This article is an attempt to provide an example that illustrates Hans Reichenbach’s concept of coordination. Throughout Reichenbach’s career the concept of coordination played an important role in his understanding of the connection between reality and how it is scientifically described. Reichenbach never fully specified what coordination is and how exactly it works. Instead, we are left with a variety of hints and gestures, many not entirely consistent with each other and several that are subject to change over the course (...) of his career. Using the example of how to discover and construct causal variables, I will show that most of the features of coordination that Reichenbach described can be instantiated together and formulated precisely. (shrink)
An interventionist account of causation characterizes causal relations in terms of changes resulting from particular interventions. We provide an example of a causal relation for which there does not exist an intervention satisfying the common interventionist standard. We consider adaptations that would save this standard and describe their implications for an interventionist account of causation. No adaptation preserves all the aspects that make the interventionist account appealing.
Using the flexibility of recently developed methods for causal discovery based on Boolean satisfiability solvers, we encode a variety of assumptions that weaken the Faithfulness assumption. The encoding results in a number of SAT-based algorithms whose asymptotic correctness relies on weaker conditions than are standardly assumed. This implementation of a whole set of assumptions in the same platform enables us to systematically explore the effect of weakening the Faithfulness assumption on causal discovery. An important effect, suggested by simulation results, is (...) that adopting weaker assumptions greatly alleviates the problem of conflicting constraints and substantially shortens solving time. As a result, SAT-based causal discovery is potentially more scalable under weaker assumptions. (shrink)
We consider the problems arising from using sequences of experiments to discover the causal structure among a set of variables, none of whom are known ahead of time to be an “outcome”. In particular, we present various approaches to resolve conflicts in the experimental results arising from sampling variability in the experiments. We provide a sufficient condition that allows for pooling of data from experiments with different joint distributions over the variables. Satisfaction of the condition allows for an independence test (...) with greater sample size that may resolve some of the conflicts in the experimental results. The pooling condition has its own problems, but should—due to its generality—be informative to techniques for meta-analysis. (shrink)

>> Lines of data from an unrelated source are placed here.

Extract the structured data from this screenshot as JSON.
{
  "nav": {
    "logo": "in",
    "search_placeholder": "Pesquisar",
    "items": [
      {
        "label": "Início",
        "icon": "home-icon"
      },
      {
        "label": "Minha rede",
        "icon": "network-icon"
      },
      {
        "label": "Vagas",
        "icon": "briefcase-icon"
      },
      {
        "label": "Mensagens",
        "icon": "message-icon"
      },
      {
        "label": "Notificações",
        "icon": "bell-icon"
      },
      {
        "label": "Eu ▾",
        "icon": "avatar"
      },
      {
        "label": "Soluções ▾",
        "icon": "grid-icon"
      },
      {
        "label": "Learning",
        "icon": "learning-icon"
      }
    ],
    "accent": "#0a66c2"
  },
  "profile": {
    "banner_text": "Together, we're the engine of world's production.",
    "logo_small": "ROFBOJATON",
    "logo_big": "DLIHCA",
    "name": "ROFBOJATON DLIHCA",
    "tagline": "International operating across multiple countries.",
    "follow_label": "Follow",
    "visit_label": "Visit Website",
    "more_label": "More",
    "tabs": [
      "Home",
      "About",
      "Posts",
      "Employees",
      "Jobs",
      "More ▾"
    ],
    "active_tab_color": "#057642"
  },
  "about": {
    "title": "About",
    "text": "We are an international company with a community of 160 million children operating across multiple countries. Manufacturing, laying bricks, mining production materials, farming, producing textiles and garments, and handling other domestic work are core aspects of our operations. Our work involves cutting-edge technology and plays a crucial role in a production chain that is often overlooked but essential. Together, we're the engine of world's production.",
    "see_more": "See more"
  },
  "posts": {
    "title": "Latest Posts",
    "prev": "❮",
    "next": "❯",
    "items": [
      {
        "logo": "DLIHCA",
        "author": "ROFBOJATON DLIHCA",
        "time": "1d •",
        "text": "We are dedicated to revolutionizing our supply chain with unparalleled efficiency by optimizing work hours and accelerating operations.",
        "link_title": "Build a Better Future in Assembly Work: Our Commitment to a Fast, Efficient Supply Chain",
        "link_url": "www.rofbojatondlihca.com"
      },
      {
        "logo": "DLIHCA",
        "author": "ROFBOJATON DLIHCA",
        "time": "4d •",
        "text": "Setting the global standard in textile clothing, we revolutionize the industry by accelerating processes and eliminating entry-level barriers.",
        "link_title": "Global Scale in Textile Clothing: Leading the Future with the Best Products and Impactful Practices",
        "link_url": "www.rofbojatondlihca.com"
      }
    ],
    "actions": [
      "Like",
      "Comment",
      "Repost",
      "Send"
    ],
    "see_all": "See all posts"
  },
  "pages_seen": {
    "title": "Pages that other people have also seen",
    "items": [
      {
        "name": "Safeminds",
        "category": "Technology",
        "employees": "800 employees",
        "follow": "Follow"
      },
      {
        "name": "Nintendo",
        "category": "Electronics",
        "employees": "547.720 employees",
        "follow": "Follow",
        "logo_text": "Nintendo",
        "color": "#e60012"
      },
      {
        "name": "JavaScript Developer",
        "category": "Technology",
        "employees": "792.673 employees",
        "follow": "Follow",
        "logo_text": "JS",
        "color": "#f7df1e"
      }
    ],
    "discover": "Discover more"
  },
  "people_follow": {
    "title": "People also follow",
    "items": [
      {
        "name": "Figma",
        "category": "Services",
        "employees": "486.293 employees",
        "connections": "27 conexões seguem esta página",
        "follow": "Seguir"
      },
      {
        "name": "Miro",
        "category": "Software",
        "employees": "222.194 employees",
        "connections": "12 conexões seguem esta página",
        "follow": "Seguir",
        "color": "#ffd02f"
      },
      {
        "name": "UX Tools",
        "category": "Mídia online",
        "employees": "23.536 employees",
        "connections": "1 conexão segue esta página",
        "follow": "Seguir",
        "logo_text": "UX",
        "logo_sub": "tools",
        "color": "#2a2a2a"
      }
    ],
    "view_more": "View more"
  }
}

We argue that the authors’ call to integrate Bayesian models more strongly with algorithmic- and implementational-level models must go hand in hand with a call for a fully developed account of algorithmic rationality. Without such an account, the integration of levels would come at the expense of the explanatory benefit that rational models provide.